» **Your instructions**: A complete answer lists every line of the entries below where the string "this" appears.

***

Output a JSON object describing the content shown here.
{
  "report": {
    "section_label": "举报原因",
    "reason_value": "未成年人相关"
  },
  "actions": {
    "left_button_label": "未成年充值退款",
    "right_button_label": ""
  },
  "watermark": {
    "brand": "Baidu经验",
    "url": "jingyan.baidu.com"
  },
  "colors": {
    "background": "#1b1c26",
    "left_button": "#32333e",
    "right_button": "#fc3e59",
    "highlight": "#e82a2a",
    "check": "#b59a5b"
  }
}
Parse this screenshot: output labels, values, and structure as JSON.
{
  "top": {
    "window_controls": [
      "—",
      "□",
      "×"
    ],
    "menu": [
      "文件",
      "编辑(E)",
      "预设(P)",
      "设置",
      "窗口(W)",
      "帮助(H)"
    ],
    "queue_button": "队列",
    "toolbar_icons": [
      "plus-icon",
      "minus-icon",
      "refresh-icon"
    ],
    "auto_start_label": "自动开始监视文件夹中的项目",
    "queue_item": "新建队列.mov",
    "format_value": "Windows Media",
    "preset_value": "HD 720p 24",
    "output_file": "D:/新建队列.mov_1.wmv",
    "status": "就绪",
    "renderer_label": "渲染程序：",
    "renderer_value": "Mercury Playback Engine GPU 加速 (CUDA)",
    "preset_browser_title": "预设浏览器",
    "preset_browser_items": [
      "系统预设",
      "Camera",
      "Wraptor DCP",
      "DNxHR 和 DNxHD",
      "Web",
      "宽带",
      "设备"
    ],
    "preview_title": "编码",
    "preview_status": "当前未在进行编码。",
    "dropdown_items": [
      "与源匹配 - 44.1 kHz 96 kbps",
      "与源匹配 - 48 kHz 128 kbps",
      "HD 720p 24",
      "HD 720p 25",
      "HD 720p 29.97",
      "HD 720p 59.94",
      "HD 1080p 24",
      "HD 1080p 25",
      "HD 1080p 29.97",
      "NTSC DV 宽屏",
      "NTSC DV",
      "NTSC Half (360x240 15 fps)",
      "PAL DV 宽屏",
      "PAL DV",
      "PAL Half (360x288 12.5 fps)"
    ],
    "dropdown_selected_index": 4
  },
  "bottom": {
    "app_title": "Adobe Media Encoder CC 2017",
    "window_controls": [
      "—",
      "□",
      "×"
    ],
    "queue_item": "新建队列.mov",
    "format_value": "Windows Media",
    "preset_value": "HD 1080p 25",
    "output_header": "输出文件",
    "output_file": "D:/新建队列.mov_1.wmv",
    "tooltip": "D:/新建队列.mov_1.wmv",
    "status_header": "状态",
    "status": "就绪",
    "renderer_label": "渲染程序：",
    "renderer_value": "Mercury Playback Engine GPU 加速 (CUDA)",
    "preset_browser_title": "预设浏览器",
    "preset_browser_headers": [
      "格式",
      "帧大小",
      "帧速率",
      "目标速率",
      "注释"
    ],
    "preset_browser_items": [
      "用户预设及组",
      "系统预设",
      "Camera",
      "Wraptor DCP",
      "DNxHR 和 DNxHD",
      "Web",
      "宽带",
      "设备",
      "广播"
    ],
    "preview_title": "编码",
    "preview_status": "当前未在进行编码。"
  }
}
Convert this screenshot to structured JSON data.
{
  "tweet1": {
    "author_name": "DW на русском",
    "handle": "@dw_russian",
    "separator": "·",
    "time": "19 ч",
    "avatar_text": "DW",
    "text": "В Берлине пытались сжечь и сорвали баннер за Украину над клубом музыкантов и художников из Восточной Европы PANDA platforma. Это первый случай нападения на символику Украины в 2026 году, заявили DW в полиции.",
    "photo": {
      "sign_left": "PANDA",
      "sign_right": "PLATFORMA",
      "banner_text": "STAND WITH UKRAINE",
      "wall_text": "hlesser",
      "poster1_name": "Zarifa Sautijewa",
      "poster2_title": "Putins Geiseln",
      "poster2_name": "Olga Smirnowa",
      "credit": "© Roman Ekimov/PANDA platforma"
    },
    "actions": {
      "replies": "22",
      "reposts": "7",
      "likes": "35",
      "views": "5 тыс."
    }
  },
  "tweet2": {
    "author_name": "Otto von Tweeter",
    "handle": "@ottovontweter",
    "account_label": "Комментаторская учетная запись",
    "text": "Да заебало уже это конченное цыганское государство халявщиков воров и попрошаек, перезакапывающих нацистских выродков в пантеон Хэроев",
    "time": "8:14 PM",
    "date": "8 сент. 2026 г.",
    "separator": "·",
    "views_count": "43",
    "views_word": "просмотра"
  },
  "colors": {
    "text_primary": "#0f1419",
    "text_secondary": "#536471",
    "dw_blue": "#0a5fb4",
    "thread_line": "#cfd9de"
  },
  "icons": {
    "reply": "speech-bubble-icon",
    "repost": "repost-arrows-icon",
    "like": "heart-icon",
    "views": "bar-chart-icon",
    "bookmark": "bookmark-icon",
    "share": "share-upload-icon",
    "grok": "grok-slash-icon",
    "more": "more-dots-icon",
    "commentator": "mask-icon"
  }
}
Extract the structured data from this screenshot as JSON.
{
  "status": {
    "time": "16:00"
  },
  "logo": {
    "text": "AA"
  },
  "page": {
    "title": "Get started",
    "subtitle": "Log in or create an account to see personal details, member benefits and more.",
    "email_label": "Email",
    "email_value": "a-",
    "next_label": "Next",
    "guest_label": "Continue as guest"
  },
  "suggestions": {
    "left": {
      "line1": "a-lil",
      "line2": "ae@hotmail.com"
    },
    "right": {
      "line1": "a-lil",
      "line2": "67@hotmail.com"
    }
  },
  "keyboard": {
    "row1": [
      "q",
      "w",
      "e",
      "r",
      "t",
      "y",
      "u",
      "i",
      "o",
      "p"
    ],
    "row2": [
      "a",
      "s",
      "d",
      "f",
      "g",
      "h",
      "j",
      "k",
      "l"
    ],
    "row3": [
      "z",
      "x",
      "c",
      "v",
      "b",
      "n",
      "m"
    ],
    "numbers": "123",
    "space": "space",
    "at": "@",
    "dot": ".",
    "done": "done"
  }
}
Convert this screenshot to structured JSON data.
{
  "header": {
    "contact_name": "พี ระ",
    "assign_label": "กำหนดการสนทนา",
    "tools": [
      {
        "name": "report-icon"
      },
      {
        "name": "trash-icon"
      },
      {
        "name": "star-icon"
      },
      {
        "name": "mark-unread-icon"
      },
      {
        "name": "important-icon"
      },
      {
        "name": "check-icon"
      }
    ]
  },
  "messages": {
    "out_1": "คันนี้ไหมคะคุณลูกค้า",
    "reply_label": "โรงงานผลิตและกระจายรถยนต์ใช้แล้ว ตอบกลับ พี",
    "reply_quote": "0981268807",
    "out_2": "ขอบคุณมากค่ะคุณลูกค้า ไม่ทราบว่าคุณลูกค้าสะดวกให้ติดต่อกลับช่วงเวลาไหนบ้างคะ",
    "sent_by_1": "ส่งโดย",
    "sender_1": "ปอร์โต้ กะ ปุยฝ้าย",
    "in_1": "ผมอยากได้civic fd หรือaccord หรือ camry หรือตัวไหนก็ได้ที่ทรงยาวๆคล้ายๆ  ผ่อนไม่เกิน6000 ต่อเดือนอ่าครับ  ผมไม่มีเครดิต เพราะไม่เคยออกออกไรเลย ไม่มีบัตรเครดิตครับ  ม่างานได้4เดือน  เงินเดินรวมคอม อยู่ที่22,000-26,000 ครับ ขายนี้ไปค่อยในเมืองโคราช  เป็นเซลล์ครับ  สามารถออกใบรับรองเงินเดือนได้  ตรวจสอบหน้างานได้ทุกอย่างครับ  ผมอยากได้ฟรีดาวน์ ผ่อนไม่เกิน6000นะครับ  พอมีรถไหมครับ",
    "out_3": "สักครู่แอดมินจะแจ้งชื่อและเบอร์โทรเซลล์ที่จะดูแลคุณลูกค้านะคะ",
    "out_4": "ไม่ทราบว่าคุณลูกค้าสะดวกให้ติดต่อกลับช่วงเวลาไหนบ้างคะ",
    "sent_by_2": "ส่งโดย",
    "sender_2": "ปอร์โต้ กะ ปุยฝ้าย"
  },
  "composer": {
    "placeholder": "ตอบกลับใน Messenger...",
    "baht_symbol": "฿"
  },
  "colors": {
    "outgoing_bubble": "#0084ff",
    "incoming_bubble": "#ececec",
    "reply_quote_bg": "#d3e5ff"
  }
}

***

» **Result of the task**:
Parse this screenshot: output labels, values, and structure as JSON.
Convert this screenshot to structured JSON data.
Extract the structured data from this screenshot as JSON.
Convert this screenshot to structured JSON data.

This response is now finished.